PROBLEM STATEMENT:
Take each line from the entries that holds "title" and copy it out.

── INPUT MATERIAL ──

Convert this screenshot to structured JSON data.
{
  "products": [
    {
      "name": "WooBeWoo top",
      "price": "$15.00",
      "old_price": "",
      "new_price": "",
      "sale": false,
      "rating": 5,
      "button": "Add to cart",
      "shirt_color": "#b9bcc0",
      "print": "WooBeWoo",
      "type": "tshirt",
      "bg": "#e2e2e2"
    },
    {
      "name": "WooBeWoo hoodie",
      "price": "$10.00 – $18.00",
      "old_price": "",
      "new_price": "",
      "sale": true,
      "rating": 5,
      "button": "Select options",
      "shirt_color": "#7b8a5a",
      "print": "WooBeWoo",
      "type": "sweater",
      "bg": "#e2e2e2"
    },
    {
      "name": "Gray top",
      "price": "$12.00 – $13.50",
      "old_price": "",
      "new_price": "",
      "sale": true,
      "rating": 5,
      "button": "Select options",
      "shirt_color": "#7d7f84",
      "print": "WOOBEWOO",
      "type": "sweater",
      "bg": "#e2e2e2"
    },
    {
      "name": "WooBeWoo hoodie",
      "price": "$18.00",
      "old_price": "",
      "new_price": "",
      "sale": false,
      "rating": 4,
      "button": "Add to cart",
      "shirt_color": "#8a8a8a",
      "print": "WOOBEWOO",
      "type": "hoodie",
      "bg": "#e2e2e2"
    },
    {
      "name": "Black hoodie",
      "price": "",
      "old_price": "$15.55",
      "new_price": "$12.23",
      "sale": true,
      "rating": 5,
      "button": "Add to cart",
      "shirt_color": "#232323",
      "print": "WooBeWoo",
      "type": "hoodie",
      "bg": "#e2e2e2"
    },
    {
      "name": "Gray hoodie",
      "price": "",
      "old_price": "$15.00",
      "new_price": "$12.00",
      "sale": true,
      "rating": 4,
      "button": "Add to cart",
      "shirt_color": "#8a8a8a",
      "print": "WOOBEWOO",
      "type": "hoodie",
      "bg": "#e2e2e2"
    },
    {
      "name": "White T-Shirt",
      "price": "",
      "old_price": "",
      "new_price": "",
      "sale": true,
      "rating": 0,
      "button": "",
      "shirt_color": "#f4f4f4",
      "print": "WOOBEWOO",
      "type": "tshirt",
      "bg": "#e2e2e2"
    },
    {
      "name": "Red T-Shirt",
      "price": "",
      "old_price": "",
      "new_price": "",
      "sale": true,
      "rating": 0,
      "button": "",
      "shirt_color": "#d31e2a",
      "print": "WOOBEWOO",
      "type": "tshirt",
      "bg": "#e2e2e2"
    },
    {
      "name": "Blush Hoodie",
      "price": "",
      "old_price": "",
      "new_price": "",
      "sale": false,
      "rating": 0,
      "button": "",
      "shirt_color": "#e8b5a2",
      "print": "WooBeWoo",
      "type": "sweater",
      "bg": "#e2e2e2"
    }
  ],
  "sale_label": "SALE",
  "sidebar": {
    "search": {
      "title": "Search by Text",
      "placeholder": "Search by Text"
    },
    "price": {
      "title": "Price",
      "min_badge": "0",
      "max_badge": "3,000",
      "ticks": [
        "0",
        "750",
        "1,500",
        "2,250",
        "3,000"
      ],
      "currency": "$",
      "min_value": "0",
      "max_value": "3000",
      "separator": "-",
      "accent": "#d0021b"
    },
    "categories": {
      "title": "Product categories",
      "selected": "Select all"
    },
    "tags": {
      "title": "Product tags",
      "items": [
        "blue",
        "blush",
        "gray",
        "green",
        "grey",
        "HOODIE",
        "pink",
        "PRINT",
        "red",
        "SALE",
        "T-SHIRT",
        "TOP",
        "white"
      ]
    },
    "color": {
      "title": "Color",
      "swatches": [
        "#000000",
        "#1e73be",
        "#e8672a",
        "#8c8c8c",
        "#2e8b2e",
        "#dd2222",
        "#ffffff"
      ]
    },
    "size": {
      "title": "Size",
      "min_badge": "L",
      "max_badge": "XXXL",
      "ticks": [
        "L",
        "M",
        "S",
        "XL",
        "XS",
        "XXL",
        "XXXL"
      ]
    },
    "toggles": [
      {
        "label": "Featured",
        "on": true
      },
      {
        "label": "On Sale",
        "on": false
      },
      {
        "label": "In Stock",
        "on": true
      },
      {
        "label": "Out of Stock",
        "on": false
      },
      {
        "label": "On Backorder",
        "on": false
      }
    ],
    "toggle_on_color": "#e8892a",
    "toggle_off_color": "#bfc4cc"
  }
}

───

REPLY:
      "title": "Search by Text",
      "title": "Price",
      "title": "Product categories",
      "title": "Product tags",
      "title": "Color",
      "title": "Size",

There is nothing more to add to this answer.